We at a lot of beans in my home. They are cheap, filling and healthy. In fact, my children, prefer beans to meat. Throughout this blog, I will provide different ways to enjoy beans. Another excellent bean resource is the Prudent Homemaker’s Post, How to Eat Beans Every Night.
I used to shell out money for frozen black bean burgers but now I just make my own and freeze them for a fraction of the cost.
I start with cooking black beans in my instant pot. You can use canned beans, cook beans the traditional way in a pot on the stove or even use a crock pot. I like to cook beans in bulk with no seasoning so I can freeze the extras for other uses. I just weigh them out by the pound, put them in a zip lock and freeze.
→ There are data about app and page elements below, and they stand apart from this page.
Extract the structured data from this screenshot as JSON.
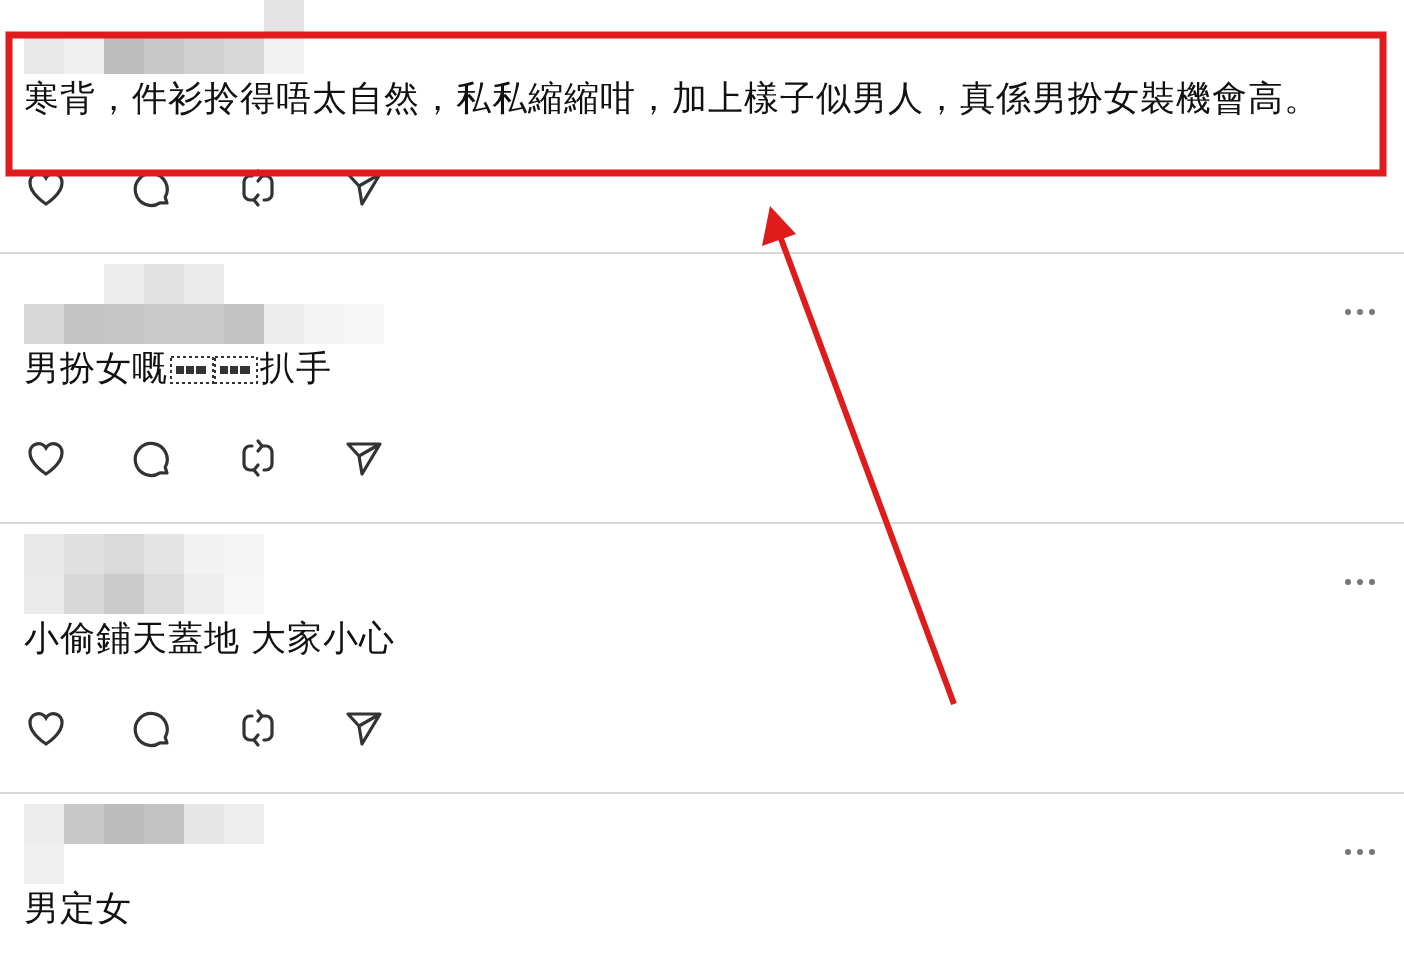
{
  "posts": [
    {
      "text": "寒背，件衫拎得唔太自然，私私縮縮咁，加上樣子似男人，真係男扮女裝機會高。",
      "menu": false,
      "actions": true
    },
    {
      "text": "男扮女嘅",
      "text_after": "扒手",
      "menu": true,
      "actions": true
    },
    {
      "text": "小偷鋪天蓋地 大家小心",
      "menu": true,
      "actions": true
    },
    {
      "text": "男定女",
      "menu": true,
      "actions": false
    }
  ],
  "highlight_box": {
    "color": "#e01b1b"
  },
  "arrow": {
    "color": "#e01b1b"
  }
}
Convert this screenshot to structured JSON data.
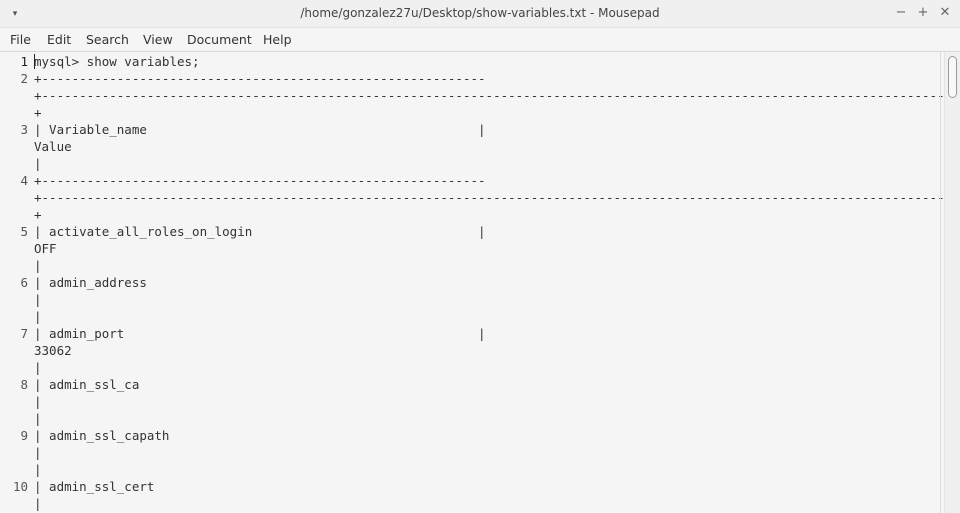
{
  "window": {
    "title": "/home/gonzalez27u/Desktop/show-variables.txt - Mousepad",
    "menu_glyph": "▾",
    "min_glyph": "−",
    "max_glyph": "+",
    "close_glyph": "✕"
  },
  "menu": {
    "file": "File",
    "edit": "Edit",
    "search": "Search",
    "view": "View",
    "document": "Document",
    "help": "Help"
  },
  "editor": {
    "line_numbers": [
      "1",
      "2",
      "3",
      "4",
      "5",
      "6",
      "7",
      "8",
      "9",
      "10"
    ],
    "rows": [
      "mysql> show variables;",
      "+-----------------------------------------------------------",
      "+--------------------------------------------------------------------------------------------------------------------------",
      "+",
      "| Variable_name                                            |",
      "Value",
      "|",
      "+-----------------------------------------------------------",
      "+--------------------------------------------------------------------------------------------------------------------------",
      "+",
      "| activate_all_roles_on_login                              |",
      "OFF",
      "|",
      "| admin_address",
      "|",
      "|",
      "| admin_port                                               |",
      "33062",
      "|",
      "| admin_ssl_ca",
      "|",
      "|",
      "| admin_ssl_capath",
      "|",
      "|",
      "| admin_ssl_cert",
      "|"
    ]
  }
}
So we’re off… I used half a bag of black beans covered with about 4 inches of water at 40 minutes on the manual setting on high with a natural release.
After the beans cook, they will look like this
Put the beans in a bowl and add the egg, and the other chopped ingredients
I then pour all the ingredients into a food processor and roughly pulse them together. Note, you don’t want a puree as it will be too loose.
Add in your bread crumbs and seasoning.I used two slices of brioche to make my crumbs but you can use whatever you have on hand. The seasonings can be adjusted to your tastes…if you like a more piquant burger, double the sriracha. Our children prefer them more on the mild side but if I’m making them for adults, I spice them up.
Gently fold the mixture together and place into mounds onto a silpat. Preheat your oven for 375 and bake for 10 minutes on each side.
Here’s the recipe:
Bodacious Black Bean Burgers
16 oz of black beans
Preheat oven to 375 (190 C). Then can also be grilled at high heat so oil and preheat the grill if you wish.
1/2 pepper ( any color, your choice)
1 TBSP minced garlic
1 TBSP chili powder
1 TBSP cumin
1 tsp sriracha
1/2 cup bread crumbs ( bread of your choice)
Bake for 10 minutes on each side or grill for 8 min for each side.
Eat and Enjoy !